(Website and app data records)
══════════════════════════════

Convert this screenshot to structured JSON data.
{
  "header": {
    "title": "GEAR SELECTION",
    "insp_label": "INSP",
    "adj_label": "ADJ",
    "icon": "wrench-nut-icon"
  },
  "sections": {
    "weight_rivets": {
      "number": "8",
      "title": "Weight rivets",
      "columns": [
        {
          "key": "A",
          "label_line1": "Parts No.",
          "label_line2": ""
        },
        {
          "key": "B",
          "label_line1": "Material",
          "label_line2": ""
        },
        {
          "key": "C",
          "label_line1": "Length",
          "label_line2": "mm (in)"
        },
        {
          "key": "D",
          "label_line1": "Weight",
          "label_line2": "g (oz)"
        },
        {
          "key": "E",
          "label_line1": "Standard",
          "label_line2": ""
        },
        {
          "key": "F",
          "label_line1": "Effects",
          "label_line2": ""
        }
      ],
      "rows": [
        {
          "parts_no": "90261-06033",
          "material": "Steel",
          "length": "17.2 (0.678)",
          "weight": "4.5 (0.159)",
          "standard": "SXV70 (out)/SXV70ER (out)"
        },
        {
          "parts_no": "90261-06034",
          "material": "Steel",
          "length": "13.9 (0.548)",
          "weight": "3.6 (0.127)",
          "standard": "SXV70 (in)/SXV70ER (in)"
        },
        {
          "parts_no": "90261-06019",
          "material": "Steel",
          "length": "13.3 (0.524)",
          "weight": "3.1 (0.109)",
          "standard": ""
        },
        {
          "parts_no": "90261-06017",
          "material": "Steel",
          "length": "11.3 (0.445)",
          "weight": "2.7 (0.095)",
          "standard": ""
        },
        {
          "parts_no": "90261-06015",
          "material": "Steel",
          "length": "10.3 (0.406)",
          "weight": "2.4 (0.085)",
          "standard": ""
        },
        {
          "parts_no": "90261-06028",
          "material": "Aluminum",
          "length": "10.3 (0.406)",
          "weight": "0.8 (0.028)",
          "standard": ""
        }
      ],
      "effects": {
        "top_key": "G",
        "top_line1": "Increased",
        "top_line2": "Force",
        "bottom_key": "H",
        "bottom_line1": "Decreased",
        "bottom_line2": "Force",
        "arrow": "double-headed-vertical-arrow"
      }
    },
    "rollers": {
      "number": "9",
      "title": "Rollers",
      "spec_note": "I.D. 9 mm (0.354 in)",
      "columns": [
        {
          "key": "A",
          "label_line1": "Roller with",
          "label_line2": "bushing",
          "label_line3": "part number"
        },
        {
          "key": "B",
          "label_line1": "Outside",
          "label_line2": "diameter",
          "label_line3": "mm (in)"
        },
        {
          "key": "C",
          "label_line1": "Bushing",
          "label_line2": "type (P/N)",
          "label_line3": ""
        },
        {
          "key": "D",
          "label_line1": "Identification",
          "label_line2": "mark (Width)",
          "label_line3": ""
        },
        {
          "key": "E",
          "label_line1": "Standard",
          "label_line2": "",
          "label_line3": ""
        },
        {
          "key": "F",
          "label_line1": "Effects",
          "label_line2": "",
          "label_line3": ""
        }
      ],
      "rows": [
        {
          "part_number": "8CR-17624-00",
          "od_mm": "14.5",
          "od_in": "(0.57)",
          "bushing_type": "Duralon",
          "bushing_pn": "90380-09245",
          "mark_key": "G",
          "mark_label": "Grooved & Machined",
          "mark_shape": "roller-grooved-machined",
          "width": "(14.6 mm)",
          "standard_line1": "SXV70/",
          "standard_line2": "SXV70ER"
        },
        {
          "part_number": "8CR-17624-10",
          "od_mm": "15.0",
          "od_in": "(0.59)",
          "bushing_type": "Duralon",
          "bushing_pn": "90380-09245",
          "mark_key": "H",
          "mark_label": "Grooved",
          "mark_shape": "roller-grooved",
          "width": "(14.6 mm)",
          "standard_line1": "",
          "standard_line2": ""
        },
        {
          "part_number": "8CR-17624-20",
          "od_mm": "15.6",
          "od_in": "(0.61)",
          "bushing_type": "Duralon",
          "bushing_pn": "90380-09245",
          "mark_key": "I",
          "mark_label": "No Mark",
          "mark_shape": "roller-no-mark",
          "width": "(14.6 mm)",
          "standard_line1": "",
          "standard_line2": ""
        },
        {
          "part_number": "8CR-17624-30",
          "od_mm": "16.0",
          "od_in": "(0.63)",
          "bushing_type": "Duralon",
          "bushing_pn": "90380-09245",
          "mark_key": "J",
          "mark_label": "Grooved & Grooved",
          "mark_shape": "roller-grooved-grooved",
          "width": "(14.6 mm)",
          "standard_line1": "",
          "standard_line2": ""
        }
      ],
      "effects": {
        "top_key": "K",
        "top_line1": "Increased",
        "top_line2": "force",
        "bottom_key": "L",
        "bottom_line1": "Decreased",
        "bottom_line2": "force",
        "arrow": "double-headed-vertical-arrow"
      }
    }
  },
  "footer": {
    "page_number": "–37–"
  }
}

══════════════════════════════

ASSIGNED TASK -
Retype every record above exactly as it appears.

SOLVED EXERCISE -
Convert this screenshot to structured JSON data.
{
  "header": {
    "title": "GEAR SELECTION",
    "insp_label": "INSP",
    "adj_label": "ADJ",
    "icon": "wrench-nut-icon"
  },
  "sections": {
    "weight_rivets": {
      "number": "8",
      "title": "Weight rivets",
      "columns": [
        {
          "key": "A",
          "label_line1": "Parts No.",
          "label_line2": ""
        },
        {
          "key": "B",
          "label_line1": "Material",
          "label_line2": ""
        },
        {
          "key": "C",
          "label_line1": "Length",
          "label_line2": "mm (in)"
        },
        {
          "key": "D",
          "label_line1": "Weight",
          "label_line2": "g (oz)"
        },
        {
          "key": "E",
          "label_line1": "Standard",
          "label_line2": ""
        },
        {
          "key": "F",
          "label_line1": "Effects",
          "label_line2": ""
        }
      ],
      "rows": [
        {
          "parts_no": "90261-06033",
          "material": "Steel",
          "length": "17.2 (0.678)",
          "weight": "4.5 (0.159)",
          "standard": "SXV70 (out)/SXV70ER (out)"
        },
        {
          "parts_no": "90261-06034",
          "material": "Steel",
          "length": "13.9 (0.548)",
          "weight": "3.6 (0.127)",
          "standard": "SXV70 (in)/SXV70ER (in)"
        },
        {
          "parts_no": "90261-06019",
          "material": "Steel",
          "length": "13.3 (0.524)",
          "weight": "3.1 (0.109)",
          "standard": ""
        },
        {
          "parts_no": "90261-06017",
          "material": "Steel",
          "length": "11.3 (0.445)",
          "weight": "2.7 (0.095)",
          "standard": ""
        },
        {
          "parts_no": "90261-06015",
          "material": "Steel",
          "length": "10.3 (0.406)",
          "weight": "2.4 (0.085)",
          "standard": ""
        },
        {
          "parts_no": "90261-06028",
          "material": "Aluminum",
          "length": "10.3 (0.406)",
          "weight": "0.8 (0.028)",
          "standard": ""
        }
      ],
      "effects": {
        "top_key": "G",
        "top_line1": "Increased",
        "top_line2": "Force",
        "bottom_key": "H",
        "bottom_line1": "Decreased",
        "bottom_line2": "Force",
        "arrow": "double-headed-vertical-arrow"
      }
    },
    "rollers": {
      "number": "9",
      "title": "Rollers",
      "spec_note": "I.D. 9 mm (0.354 in)",
      "columns": [
        {
          "key": "A",
          "label_line1": "Roller with",
          "label_line2": "bushing",
          "label_line3": "part number"
        },
        {
          "key": "B",
          "label_line1": "Outside",
          "label_line2": "diameter",
          "label_line3": "mm (in)"
        },
        {
          "key": "C",
          "label_line1": "Bushing",
          "label_line2": "type (P/N)",
          "label_line3": ""
        },
        {
          "key": "D",
          "label_line1": "Identification",
          "label_line2": "mark (Width)",
          "label_line3": ""
        },
        {
          "key": "E",
          "label_line1": "Standard",
          "label_line2": "",
          "label_line3": ""
        },
        {
          "key": "F",
          "label_line1": "Effects",
          "label_line2": "",
          "label_line3": ""
        }
      ],
      "rows": [
        {
          "part_number": "8CR-17624-00",
          "od_mm": "14.5",
          "od_in": "(0.57)",
          "bushing_type": "Duralon",
          "bushing_pn": "90380-09245",
          "mark_key": "G",
          "mark_label": "Grooved & Machined",
          "mark_shape": "roller-grooved-machined",
          "width": "(14.6 mm)",
          "standard_line1": "SXV70/",
          "standard_line2": "SXV70ER"
        },
        {
          "part_number": "8CR-17624-10",
          "od_mm": "15.0",
          "od_in": "(0.59)",
          "bushing_type": "Duralon",
          "bushing_pn": "90380-09245",
          "mark_key": "H",
          "mark_label": "Grooved",
          "mark_shape": "roller-grooved",
          "width": "(14.6 mm)",
          "standard_line1": "",
          "standard_line2": ""
        },
        {
          "part_number": "8CR-17624-20",
          "od_mm": "15.6",
          "od_in": "(0.61)",
          "bushing_type": "Duralon",
          "bushing_pn": "90380-09245",
          "mark_key": "I",
          "mark_label": "No Mark",
          "mark_shape": "roller-no-mark",
          "width": "(14.6 mm)",
          "standard_line1": "",
          "standard_line2": ""
        },
        {
          "part_number": "8CR-17624-30",
          "od_mm": "16.0",
          "od_in": "(0.63)",
          "bushing_type": "Duralon",
          "bushing_pn": "90380-09245",
          "mark_key": "J",
          "mark_label": "Grooved & Grooved",
          "mark_shape": "roller-grooved-grooved",
          "width": "(14.6 mm)",
          "standard_line1": "",
          "standard_line2": ""
        }
      ],
      "effects": {
        "top_key": "K",
        "top_line1": "Increased",
        "top_line2": "force",
        "bottom_key": "L",
        "bottom_line1": "Decreased",
        "bottom_line2": "force",
        "arrow": "double-headed-vertical-arrow"
      }
    }
  },
  "footer": {
    "page_number": "–37–"
  }
}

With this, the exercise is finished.